If you are a bystander and witness a crime, should intervention to prevent that crime be a legal obligation? Or is moral responsibility enough? These are among the hard-hitting questions discussed in a provocative and moving conversation with author and Holocaust education advocate Amos N. Guiora. In his new book, “The Crime of Complicity: The Bystander in the Holocaust,” Guiora addresses these profoundly important questions and the bystander-victim relationship from a deeply personal and legal perspective, focusing on the Holocaust and then exploring cases in contemporary society.
Sharing the experiences of his parents, who were Holocaust survivors, and his grandparents, who did not survive, Guiora examines the bystander during three distinct events: death marches, the German occupation of Holland, and the German occupation of Hungary. He then brings the issue of intervention into current perspective, discussing sexual assault cases at Vanderbilt and Stanford Universities, as well as the plight of today’s refugees from war-ravaged countries such as Syria.

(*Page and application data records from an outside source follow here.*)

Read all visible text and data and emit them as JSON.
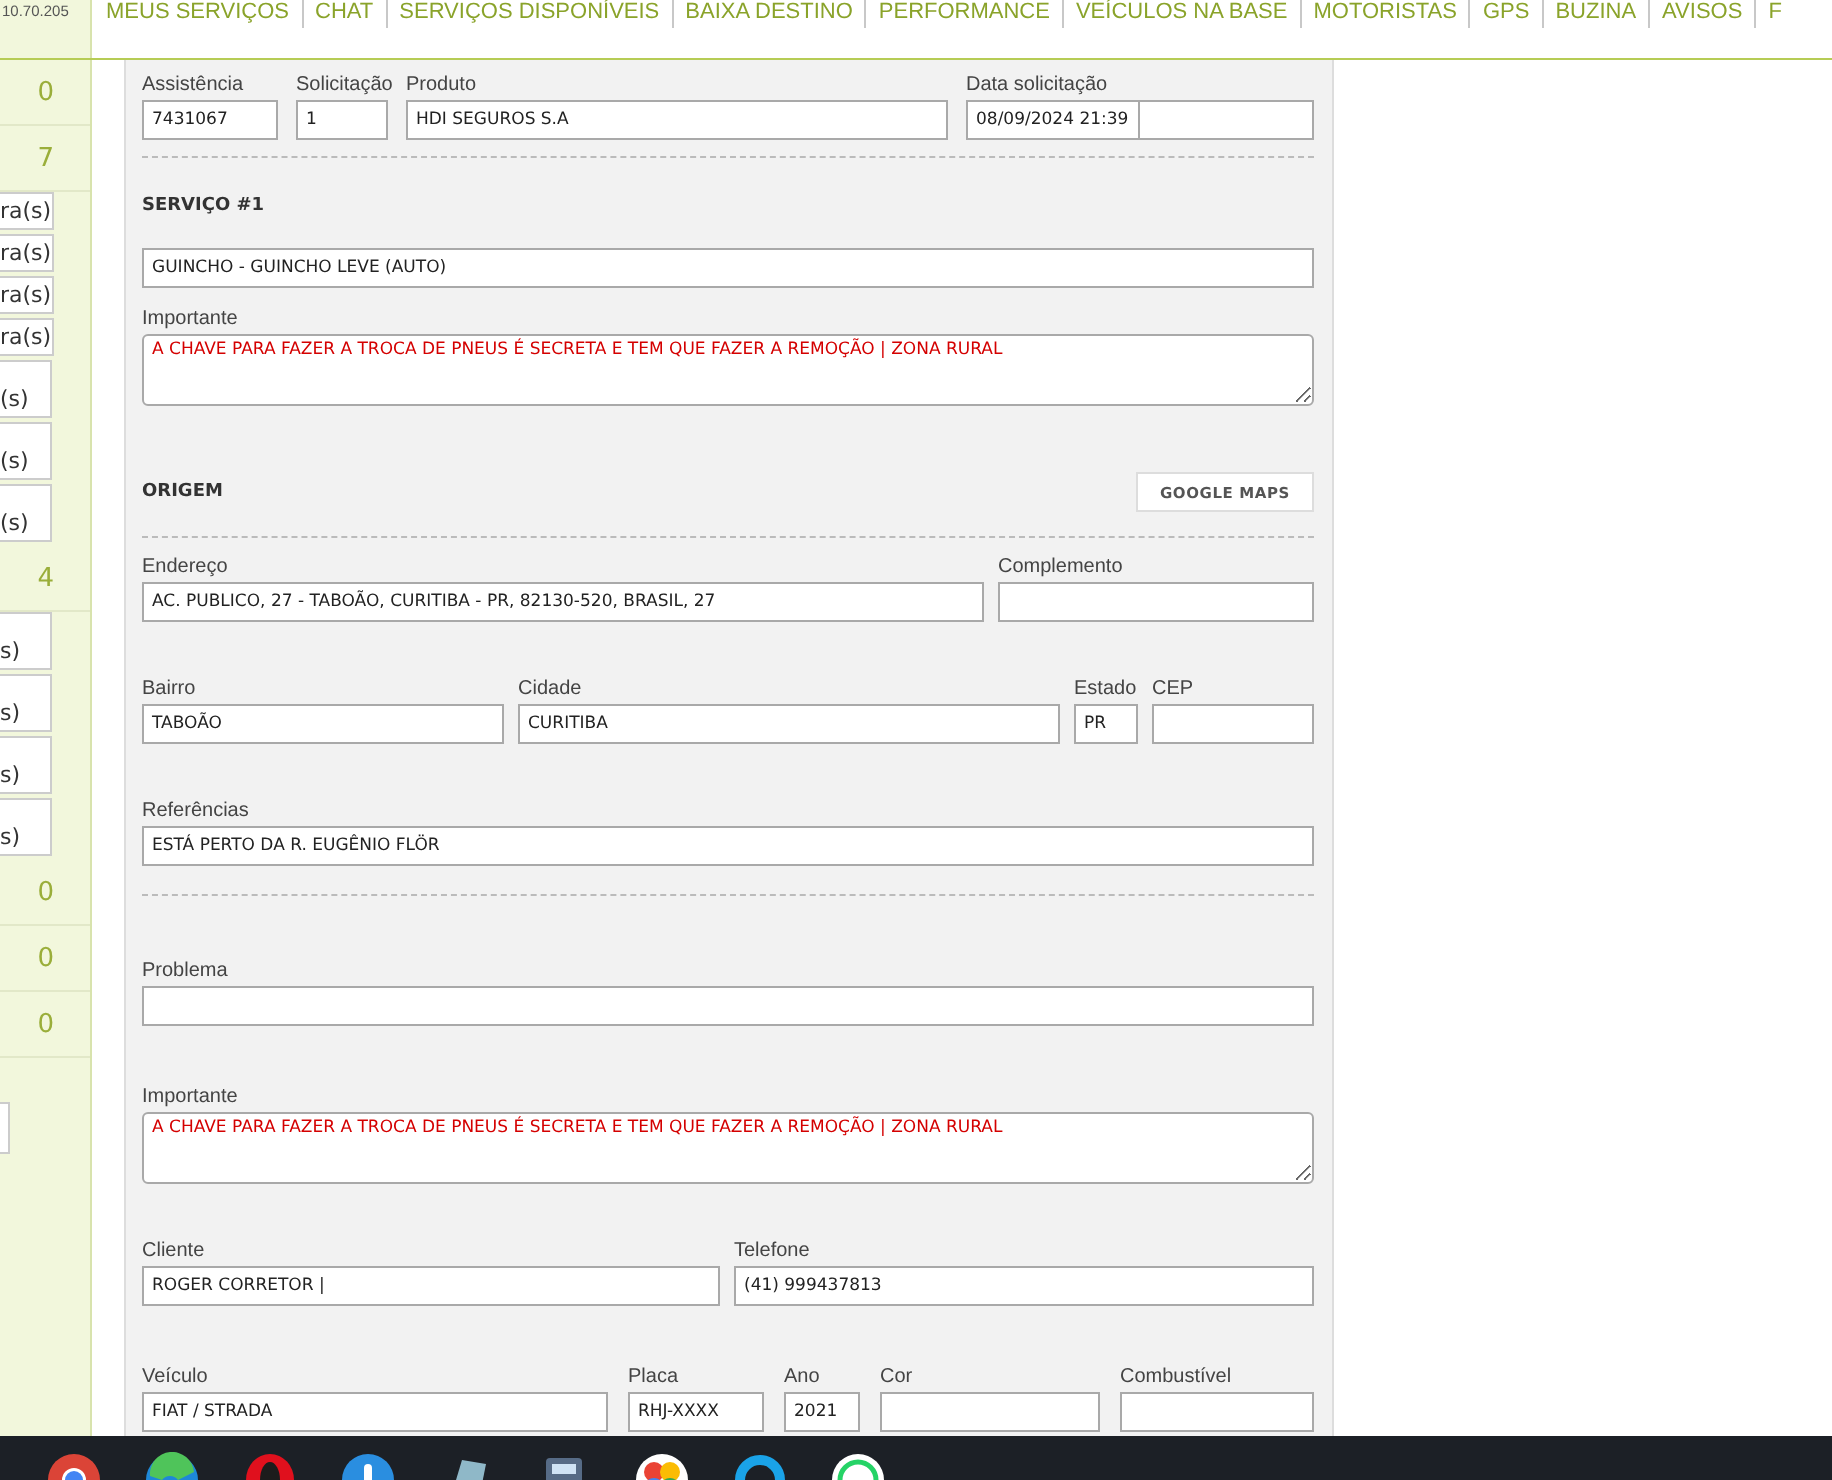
{
  "top_bar": {
    "address": "10.70.205",
    "nav": [
      {
        "label": "MEUS SERVIÇOS"
      },
      {
        "label": "CHAT"
      },
      {
        "label": "SERVIÇOS DISPONÍVEIS"
      },
      {
        "label": "BAIXA DESTINO"
      },
      {
        "label": "PERFORMANCE"
      },
      {
        "label": "VEÍCULOS NA BASE"
      },
      {
        "label": "MOTORISTAS"
      },
      {
        "label": "GPS"
      },
      {
        "label": "BUZINA"
      },
      {
        "label": "AVISOS"
      },
      {
        "label": "F"
      }
    ]
  },
  "sidebar": {
    "items": [
      {
        "kind": "count",
        "text": "0"
      },
      {
        "kind": "count",
        "text": "7"
      },
      {
        "kind": "box",
        "text": "ra(s)"
      },
      {
        "kind": "box",
        "text": "ra(s)"
      },
      {
        "kind": "box",
        "text": "ra(s)"
      },
      {
        "kind": "box",
        "text": "ra(s)"
      },
      {
        "kind": "tall_box",
        "text": "(s)"
      },
      {
        "kind": "tall_box",
        "text": "(s)"
      },
      {
        "kind": "tall_box",
        "text": "(s)"
      },
      {
        "kind": "count",
        "text": "4"
      },
      {
        "kind": "tall_box",
        "text": "s)"
      },
      {
        "kind": "tall_box",
        "text": "s)"
      },
      {
        "kind": "tall_box",
        "text": "s)"
      },
      {
        "kind": "tall_box",
        "text": "s)"
      },
      {
        "kind": "count",
        "text": "0"
      },
      {
        "kind": "count",
        "text": "0"
      },
      {
        "kind": "count",
        "text": "0"
      },
      {
        "kind": "field"
      }
    ]
  },
  "form": {
    "blocks": [
      {
        "kind": "fields",
        "fields": [
          {
            "label": "Assistência",
            "value": "7431067"
          },
          {
            "label": "Solicitação",
            "value": "1"
          },
          {
            "label": "Produto",
            "value": "HDI SEGUROS S.A"
          },
          {
            "label": "Data solicitação",
            "value": "08/09/2024 21:39",
            "kind": "split"
          }
        ]
      },
      {
        "kind": "divider"
      },
      {
        "kind": "heading",
        "title": "SERVIÇO #1"
      },
      {
        "kind": "fields",
        "fields": [
          {
            "value": "GUINCHO - GUINCHO LEVE (AUTO)"
          }
        ]
      },
      {
        "kind": "note",
        "label": "Importante",
        "value": "A CHAVE PARA FAZER A TROCA DE PNEUS É SECRETA E TEM QUE FAZER A REMOÇÃO | ZONA RURAL"
      },
      {
        "kind": "heading",
        "title": "ORIGEM",
        "button": "GOOGLE MAPS"
      },
      {
        "kind": "divider"
      },
      {
        "kind": "fields",
        "fields": [
          {
            "label": "Endereço",
            "value": "AC. PUBLICO, 27 - TABOÃO, CURITIBA - PR, 82130-520, BRASIL, 27"
          },
          {
            "label": "Complemento"
          }
        ]
      },
      {
        "kind": "fields",
        "fields": [
          {
            "label": "Bairro",
            "value": "TABOÃO"
          },
          {
            "label": "Cidade",
            "value": "CURITIBA"
          },
          {
            "label": "Estado",
            "value": "PR"
          },
          {
            "label": "CEP"
          }
        ]
      },
      {
        "kind": "fields",
        "fields": [
          {
            "label": "Referências",
            "value": "ESTÁ PERTO DA R. EUGÊNIO FLÖR"
          }
        ]
      },
      {
        "kind": "divider"
      },
      {
        "kind": "fields",
        "fields": [
          {
            "label": "Problema"
          }
        ]
      },
      {
        "kind": "note",
        "label": "Importante",
        "value": "A CHAVE PARA FAZER A TROCA DE PNEUS É SECRETA E TEM QUE FAZER A REMOÇÃO | ZONA RURAL"
      },
      {
        "kind": "fields",
        "fields": [
          {
            "label": "Cliente",
            "value": "ROGER CORRETOR |"
          },
          {
            "label": "Telefone",
            "value": "(41) 999437813"
          }
        ]
      },
      {
        "kind": "fields",
        "fields": [
          {
            "label": "Veículo",
            "value": "FIAT / STRADA"
          },
          {
            "label": "Placa",
            "value": "RHJ-XXXX"
          },
          {
            "label": "Ano",
            "value": "2021"
          },
          {
            "label": "Cor"
          },
          {
            "label": "Combustível"
          }
        ]
      }
    ]
  }
}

Guiora asserts that a society cannot rely on morals and compassion alone to help another in danger. It is ultimately, he concludes, a legal issue. We must make the obligation to intervene the law, Guiora asserts, and thus non-intervention a crime.